What’s amazing about The Best Man Holiday is that it never feels like 14 years. In 1999, The Best Man became a deliverance for the African-American film genre which had been stereotyped as a crime / gangster genre. The film gave a unique identity and helped launched several other films and genres.
The Best Man Holiday is a family centered tear jerker as it slowly unravels a web of failures, sad faces and ultimately demise that surrounds the group of friends. The prequel’s breakout character, Quentin (Terrence Howard) exhibits all signs of badassery. It’s as if they based his character on How I Met Your Mother’s Barney Stinson. Howard continues to give a good performance but at times you feel the character can be given more responsibilities. In The Best Man Holiday, Howard is still an untapped resource.
Much like the prequel, the sequel never takes Morris Chestnut seriously and reduces him to humour till the time drama is necessary. Chestnut’s Lance Sullivan is a vital character in both films and I’m surprised how he hasn’t been given enough platform to shine.
The friends reunite at the Sullivan’s villa for Christmas. Everyone is living a different life. Their conversations are fresh. There are mentions of Barack Obama and even Robin Thicke (seriously?). But, what hasn’t changed is the hostility between the two best friends – Sullivan and Harper Stewart (Taye DIggs); the spark between Julian (Harold Perrineau) and Shelby (Mellisa De Sousa) and the suspicions of Harper’s wife, Robin (Sanaa Lathan) when she sees him with his old flame, Jordan (Nia Long).

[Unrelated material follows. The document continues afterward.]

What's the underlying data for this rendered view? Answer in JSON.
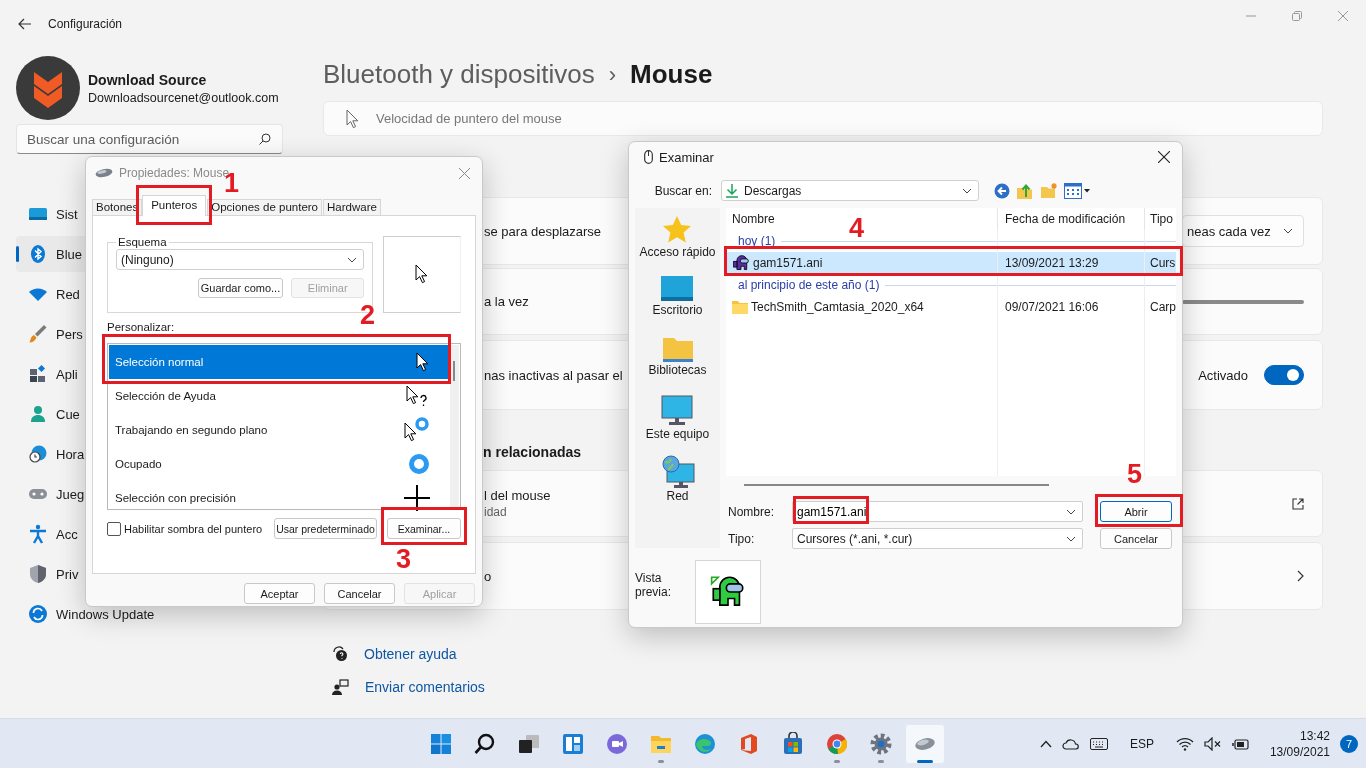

The Best Man Holiday plays it safe and uses tragic elements to get involvement from the audiences. Some may budge, but today’s audiences are not made that way. They are into high concept films where drama is limited to just one scene, with the rest being eye candy entertainment. The Best Man Holiday has its fair share of entertainment. If you don’t find it amusing, it’s because you haven’t invested in these characters. Who wouldn’t?